─── Data

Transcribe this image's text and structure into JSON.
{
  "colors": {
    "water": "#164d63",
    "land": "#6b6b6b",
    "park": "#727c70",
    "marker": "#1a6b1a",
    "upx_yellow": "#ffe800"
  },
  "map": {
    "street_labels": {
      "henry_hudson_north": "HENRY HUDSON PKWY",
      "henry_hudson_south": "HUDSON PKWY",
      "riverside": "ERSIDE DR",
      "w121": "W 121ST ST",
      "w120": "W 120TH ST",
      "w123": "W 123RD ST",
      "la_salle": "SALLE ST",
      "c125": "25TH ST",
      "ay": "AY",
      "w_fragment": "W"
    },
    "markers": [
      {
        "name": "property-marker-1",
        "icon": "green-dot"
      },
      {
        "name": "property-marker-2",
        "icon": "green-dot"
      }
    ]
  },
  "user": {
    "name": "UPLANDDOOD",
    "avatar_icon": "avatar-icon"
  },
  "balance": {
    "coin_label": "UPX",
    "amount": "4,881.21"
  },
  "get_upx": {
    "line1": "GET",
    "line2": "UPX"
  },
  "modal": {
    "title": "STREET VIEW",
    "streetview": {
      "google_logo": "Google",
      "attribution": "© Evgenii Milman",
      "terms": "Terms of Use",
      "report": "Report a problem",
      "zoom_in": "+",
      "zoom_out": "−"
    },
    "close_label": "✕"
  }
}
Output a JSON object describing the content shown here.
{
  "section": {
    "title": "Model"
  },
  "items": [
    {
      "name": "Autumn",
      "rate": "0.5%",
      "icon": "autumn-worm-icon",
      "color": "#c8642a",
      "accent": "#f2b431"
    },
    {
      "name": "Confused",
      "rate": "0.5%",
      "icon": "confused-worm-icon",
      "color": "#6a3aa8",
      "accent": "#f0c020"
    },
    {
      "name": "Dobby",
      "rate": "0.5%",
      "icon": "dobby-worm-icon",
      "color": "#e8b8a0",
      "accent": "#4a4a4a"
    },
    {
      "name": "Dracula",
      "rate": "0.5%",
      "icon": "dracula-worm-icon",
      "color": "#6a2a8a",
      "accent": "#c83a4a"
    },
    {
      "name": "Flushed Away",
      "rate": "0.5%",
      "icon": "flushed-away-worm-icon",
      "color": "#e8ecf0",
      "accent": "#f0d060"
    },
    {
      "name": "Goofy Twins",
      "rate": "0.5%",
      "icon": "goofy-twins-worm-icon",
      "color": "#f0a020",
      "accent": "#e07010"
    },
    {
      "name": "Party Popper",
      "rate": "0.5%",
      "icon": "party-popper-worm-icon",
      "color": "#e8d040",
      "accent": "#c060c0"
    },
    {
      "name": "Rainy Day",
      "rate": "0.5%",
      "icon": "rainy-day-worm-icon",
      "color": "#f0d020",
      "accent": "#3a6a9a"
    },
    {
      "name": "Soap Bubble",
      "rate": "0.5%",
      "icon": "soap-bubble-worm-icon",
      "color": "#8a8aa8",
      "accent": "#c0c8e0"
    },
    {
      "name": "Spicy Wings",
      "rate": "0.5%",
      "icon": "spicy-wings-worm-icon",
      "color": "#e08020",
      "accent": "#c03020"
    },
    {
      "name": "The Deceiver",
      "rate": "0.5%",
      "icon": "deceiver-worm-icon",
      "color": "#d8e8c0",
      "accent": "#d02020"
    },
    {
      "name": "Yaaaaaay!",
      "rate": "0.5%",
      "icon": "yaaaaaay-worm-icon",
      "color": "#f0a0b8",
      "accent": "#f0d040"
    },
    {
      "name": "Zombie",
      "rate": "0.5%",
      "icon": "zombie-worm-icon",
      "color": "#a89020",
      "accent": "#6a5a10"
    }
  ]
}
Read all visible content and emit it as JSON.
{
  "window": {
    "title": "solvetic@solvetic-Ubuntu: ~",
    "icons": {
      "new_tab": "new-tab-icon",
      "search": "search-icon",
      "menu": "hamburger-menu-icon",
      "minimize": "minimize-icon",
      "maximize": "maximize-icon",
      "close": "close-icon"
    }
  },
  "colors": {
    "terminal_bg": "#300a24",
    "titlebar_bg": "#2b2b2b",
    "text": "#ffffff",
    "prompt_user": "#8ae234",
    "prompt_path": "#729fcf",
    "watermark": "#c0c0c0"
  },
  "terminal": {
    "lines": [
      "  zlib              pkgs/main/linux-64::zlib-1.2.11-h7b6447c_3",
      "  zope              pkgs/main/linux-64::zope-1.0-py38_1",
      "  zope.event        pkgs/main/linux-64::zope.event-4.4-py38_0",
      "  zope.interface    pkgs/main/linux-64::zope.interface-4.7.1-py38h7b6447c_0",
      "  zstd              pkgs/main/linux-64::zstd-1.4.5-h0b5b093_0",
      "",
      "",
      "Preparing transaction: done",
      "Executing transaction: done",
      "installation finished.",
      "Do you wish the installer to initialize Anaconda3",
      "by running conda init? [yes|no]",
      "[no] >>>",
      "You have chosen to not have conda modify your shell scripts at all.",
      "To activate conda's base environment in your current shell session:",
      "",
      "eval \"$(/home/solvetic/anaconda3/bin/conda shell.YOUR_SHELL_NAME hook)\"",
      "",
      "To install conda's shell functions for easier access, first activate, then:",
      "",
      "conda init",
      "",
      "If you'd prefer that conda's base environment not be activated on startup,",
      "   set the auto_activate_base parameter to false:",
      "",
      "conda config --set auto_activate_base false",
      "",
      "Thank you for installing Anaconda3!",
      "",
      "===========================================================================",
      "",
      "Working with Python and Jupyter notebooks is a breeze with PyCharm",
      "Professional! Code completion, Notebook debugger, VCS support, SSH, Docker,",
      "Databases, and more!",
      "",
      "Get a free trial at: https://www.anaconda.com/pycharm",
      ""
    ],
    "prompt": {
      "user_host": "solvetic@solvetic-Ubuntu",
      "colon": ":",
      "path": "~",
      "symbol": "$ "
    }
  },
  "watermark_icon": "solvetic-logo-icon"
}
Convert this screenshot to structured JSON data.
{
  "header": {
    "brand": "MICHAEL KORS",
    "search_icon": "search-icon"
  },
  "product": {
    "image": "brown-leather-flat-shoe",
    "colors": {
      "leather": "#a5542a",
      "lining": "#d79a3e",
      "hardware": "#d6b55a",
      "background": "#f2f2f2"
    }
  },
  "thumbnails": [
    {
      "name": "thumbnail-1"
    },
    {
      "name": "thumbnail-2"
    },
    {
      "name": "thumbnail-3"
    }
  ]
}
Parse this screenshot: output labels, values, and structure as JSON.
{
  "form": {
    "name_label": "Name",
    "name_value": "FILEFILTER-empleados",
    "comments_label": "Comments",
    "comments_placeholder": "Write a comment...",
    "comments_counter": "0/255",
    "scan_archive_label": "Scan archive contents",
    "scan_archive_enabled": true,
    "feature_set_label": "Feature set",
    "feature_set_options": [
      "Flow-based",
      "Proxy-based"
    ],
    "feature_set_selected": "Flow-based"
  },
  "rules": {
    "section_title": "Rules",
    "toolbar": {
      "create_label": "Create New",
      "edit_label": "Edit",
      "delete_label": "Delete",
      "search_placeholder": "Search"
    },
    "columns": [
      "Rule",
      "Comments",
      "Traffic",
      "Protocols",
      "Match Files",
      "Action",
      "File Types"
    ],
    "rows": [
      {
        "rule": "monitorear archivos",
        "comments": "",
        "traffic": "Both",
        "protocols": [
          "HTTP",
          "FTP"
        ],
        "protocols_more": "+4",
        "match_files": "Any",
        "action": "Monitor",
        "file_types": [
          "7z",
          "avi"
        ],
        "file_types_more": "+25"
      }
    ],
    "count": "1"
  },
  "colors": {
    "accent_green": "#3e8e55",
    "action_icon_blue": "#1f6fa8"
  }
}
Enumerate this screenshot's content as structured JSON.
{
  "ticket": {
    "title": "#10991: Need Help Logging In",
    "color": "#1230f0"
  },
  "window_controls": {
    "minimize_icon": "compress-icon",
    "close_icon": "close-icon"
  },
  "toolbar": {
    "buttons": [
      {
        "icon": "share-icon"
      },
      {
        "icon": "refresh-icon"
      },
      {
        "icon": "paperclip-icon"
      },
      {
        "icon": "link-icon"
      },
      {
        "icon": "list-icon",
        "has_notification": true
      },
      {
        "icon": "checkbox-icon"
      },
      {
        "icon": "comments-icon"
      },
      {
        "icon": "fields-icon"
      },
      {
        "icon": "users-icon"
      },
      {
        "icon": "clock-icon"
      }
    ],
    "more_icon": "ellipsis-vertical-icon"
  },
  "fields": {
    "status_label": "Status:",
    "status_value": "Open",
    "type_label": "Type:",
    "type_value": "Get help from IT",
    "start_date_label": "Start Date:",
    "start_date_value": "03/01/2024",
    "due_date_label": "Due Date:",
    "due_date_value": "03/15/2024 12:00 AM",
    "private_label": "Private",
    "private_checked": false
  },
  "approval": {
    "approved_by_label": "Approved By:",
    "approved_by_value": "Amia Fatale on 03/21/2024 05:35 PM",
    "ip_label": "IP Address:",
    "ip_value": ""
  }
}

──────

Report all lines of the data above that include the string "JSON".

Transcribe this image's text and structure into JSON.
Output a JSON object describing the content shown here.
Read all visible content and emit it as JSON.
Convert this screenshot to structured JSON data.
Parse this screenshot: output labels, values, and structure as JSON.
Enumerate this screenshot's content as structured JSON.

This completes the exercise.